The station announced last month that it had partnered with Fortune magazine to create a new version of the program called "Wall Street Week with Fortune." In revamping the program, the PBS affiliate said it would relegate Rukeyser to the post of "senior commentator" and hand the host spot over to Fortune editorial director Geoffrey Colvin and a yet-to-be named co-host.
Rukeyser resigned in protest. He was, however, bound by his contract to continue hosting the program through June 28, which until last month was expected to be his last show. But MPT fired the 69-year-old journalist after he made references to the imbroglio -- and a new program that he would host elsewhere -- during the taping of what would be his last show.
Within weeks Rukeyser struck a deal with CNBC to host a new program called "Louis Rukeyser's Wall Street." It will air each Friday at 8:30 p.m., the same time slot as his old show, and again at 11:30 p.m. The program will also be rebroadcast on public television stations starting at midnight, according to a CNBC spokeswoman. The show was expected to debut last Friday.
MPT, meanwhile, has continued to air "Wall Street Week" with an alternate host and has bumped the debut date for its revamped program, "Wall Street Week with Fortune" to June 28 instead of the fall.
Now, executives are anticipating new opportunities to get out and communicate with investors by appearing on both Rukeyser's show and the revamped "Wall Street Week with Fortune."
Spots on Rukeyser's original program were coveted among mutual fund executives, partly because the program's executive producer, Rich Dubroff, was known as a stickler who was particularly choosy about which executives would make guest appearances. In addition, the program featured a brand of pithy commentary that has become Rukeyser's trademark.
"It would be a great thing for us to appear again," said Eugene Profit, the CEO of Profit Investment Management of Silver Spring, Md., who appeared on Rukeyser's PBS show just more than a year ago and considered it a great accomplishment for his firm.
Profit said he was disappointed when he heard MPT had fired Rukeyser because "it stopped, for a moment, the Rukeyser hall of fame." The new CNBC show "gives me an opportunity to go after that again," Profit said.
But executives are also wary and eagerly waiting to see how each program takes shape. Rukeyser's CNBC show will be produced by Joel Franklin. Dubroff, meanwhile, is not staying with the revamped "Wall Street Week." He could not be reached for comment, and spokesmen for CNBC and MPT said they did not know where he would work in the future.

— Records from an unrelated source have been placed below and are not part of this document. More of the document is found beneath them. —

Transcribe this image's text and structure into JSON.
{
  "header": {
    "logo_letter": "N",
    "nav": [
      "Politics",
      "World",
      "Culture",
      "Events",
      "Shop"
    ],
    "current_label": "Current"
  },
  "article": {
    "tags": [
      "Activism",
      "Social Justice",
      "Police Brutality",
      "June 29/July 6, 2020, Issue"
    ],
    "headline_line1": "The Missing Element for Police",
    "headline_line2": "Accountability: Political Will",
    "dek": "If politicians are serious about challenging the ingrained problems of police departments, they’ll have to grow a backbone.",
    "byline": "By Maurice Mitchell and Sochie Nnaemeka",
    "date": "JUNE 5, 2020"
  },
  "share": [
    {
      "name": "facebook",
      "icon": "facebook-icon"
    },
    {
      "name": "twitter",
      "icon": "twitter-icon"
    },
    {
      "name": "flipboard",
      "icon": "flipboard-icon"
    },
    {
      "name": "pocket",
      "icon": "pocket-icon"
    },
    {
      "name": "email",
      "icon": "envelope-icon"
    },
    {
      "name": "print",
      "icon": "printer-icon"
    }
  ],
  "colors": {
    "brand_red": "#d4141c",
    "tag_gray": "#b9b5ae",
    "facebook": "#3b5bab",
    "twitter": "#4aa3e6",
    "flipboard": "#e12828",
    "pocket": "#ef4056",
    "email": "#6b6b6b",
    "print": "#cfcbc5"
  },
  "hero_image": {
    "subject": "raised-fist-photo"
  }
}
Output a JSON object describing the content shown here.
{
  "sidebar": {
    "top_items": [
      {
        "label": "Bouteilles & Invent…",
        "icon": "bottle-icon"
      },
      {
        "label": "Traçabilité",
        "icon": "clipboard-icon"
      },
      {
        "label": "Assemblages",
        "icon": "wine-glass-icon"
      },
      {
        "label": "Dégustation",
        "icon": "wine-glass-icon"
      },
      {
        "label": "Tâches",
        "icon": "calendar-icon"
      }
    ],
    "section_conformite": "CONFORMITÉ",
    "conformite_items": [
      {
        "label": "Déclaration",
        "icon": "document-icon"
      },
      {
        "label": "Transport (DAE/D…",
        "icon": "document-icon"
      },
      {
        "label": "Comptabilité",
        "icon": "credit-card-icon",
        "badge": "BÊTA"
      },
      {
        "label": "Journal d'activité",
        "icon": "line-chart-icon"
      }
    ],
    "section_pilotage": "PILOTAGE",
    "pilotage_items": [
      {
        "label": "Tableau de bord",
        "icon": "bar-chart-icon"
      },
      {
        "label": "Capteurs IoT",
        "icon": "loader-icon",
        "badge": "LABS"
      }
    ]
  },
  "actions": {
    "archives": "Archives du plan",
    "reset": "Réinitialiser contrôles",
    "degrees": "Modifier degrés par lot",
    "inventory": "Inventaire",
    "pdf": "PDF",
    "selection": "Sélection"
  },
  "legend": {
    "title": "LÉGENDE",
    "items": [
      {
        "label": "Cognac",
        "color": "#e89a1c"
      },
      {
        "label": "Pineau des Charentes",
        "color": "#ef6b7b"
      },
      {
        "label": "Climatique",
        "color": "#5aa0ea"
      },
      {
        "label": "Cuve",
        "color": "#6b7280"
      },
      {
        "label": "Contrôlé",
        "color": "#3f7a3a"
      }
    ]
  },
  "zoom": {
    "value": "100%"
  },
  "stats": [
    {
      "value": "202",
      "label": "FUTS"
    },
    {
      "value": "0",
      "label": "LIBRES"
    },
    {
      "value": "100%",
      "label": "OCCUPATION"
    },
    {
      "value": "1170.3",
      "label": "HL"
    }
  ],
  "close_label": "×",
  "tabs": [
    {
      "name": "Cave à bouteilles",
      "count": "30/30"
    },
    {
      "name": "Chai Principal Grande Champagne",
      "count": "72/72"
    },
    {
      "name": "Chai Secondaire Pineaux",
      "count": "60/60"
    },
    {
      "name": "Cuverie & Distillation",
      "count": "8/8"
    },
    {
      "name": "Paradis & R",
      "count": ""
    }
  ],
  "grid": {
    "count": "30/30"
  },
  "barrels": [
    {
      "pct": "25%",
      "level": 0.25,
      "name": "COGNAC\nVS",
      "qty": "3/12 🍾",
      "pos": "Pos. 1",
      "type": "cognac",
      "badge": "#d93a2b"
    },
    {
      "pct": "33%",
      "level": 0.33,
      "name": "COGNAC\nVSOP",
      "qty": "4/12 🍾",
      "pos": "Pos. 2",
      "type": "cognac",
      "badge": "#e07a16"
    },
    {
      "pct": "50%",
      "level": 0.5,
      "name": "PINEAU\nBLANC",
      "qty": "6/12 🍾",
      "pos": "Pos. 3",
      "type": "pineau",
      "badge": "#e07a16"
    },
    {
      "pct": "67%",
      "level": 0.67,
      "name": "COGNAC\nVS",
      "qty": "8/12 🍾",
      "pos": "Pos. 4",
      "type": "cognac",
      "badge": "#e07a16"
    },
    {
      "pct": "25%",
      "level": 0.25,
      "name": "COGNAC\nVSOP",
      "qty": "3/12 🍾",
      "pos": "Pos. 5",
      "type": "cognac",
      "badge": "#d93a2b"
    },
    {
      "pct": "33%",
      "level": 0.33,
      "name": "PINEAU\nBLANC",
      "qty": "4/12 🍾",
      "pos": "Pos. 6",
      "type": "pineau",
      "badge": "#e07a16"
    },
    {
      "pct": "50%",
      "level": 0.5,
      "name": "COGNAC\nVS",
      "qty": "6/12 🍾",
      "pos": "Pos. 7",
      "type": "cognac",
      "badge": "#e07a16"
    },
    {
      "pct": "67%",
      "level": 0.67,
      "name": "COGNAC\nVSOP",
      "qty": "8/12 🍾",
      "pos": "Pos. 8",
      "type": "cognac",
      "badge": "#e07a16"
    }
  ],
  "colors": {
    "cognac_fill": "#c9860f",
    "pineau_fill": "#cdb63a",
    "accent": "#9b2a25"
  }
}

With Dubroff out of the picture, executives wonder how much the two programs will focus on mutual funds and how their prospects of getting executives on the show will change.
"I want to learn more about the show," said Dan Sondhelm, a principal at the public relations firm Sunstar in Alexandria, Va., which has placed executives on Rukeyser's PBS show in the past. "I want to find out who the producer is."
A CNBC spokeswoman declined to comment on the matter. And MPT spokesman Jeff Hankin said that issue would be decided by the new producer of "Wall Street Week with Fortune," who has not yet been chosen.
But Hankin added: "One of the goals of the new show is to provide not only more information, but more viewpoints. So we would expect that there would be a wider diversity of opinions and perspectives, including mutual funds."
Another question is whether Rukeyser's loyal audience of up to three million viewers will follow him to CNBC or continue watching "Wall Street Week with Fortune" on PBS.
Many executives said the answer is anyone's guess. But MPT's Hankin conceded that "the creation of a new show on CNBC will draw a lot of curious viewers initially."
"We will naturally have to wait and see," he said.